## Exercise instructions
Could you write out, word for word, each line from the one containing "Serialize everything readable" to the last line of the data below, both included and nothing more?

───── Material to process

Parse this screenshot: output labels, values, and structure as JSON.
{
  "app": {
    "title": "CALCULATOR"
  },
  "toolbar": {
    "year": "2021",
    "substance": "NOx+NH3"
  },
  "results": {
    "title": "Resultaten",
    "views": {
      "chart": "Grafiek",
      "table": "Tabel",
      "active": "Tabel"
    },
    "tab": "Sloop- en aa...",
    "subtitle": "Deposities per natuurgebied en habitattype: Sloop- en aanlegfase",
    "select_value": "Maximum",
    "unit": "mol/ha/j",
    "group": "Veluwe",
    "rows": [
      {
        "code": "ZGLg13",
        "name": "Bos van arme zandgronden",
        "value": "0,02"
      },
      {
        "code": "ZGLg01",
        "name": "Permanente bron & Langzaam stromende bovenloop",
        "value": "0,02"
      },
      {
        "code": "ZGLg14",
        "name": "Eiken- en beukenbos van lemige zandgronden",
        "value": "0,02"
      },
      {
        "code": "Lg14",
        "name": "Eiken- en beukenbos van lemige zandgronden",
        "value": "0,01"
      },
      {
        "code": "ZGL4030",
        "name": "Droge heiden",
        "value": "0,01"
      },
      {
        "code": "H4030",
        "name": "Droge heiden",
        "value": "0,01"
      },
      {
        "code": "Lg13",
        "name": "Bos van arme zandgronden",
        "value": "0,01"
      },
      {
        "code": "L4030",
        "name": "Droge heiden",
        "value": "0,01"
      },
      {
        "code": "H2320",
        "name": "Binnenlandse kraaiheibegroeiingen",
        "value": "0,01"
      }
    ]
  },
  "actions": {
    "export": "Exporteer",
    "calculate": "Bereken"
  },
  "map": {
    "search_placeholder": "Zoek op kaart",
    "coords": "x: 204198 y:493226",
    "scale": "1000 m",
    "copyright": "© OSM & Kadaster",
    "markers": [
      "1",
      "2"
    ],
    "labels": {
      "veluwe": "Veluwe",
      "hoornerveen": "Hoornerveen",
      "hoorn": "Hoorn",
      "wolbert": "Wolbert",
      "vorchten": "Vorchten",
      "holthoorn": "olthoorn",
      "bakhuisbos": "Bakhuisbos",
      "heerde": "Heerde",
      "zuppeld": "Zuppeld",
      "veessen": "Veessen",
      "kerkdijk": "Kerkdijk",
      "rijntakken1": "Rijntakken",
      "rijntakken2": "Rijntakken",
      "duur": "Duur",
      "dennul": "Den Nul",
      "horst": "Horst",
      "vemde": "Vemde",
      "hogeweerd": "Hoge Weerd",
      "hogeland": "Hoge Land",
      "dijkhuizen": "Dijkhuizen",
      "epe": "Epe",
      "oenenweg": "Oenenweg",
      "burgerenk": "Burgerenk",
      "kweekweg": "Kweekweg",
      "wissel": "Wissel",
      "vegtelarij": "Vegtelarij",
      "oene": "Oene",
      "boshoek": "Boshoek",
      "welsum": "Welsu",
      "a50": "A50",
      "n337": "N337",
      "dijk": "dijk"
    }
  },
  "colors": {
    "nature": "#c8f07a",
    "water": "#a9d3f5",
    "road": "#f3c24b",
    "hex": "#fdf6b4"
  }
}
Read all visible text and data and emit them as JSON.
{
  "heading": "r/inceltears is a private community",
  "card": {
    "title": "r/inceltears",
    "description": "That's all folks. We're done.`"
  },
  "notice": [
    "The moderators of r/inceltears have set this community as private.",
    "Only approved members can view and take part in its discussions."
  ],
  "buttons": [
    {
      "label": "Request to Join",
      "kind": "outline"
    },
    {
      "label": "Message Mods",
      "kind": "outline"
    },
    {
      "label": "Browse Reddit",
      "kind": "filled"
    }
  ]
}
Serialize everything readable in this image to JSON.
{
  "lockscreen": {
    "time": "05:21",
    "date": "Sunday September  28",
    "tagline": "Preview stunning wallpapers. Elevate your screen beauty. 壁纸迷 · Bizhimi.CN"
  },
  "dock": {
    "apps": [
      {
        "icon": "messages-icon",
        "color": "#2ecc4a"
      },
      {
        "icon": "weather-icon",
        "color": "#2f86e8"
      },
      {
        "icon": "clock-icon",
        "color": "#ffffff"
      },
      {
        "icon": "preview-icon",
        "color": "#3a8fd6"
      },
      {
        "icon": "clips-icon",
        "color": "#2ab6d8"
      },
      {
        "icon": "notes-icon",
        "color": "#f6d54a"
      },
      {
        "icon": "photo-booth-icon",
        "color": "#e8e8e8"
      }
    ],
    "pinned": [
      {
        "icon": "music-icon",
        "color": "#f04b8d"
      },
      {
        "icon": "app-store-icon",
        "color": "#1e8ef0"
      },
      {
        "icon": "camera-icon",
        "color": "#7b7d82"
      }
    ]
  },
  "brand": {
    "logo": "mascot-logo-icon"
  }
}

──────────

## Answer to the exercise
Serialize everything readable in this image to JSON.
{
  "lockscreen": {
    "time": "05:21",
    "date": "Sunday September  28",
    "tagline": "Preview stunning wallpapers. Elevate your screen beauty. 壁纸迷 · Bizhimi.CN"
  },
  "dock": {
    "apps": [
      {
        "icon": "messages-icon",
        "color": "#2ecc4a"
      },
      {
        "icon": "weather-icon",
        "color": "#2f86e8"
      },
      {
        "icon": "clock-icon",
        "color": "#ffffff"
      },
      {
        "icon": "preview-icon",
        "color": "#3a8fd6"
      },
      {
        "icon": "clips-icon",
        "color": "#2ab6d8"
      },
      {
        "icon": "notes-icon",
        "color": "#f6d54a"
      },
      {
        "icon": "photo-booth-icon",
        "color": "#e8e8e8"
      }
    ],
    "pinned": [
      {
        "icon": "music-icon",
        "color": "#f04b8d"
      },
      {
        "icon": "app-store-icon",
        "color": "#1e8ef0"
      },
      {
        "icon": "camera-icon",
        "color": "#7b7d82"
      }
    ]
  },
  "brand": {
    "logo": "mascot-logo-icon"
  }
}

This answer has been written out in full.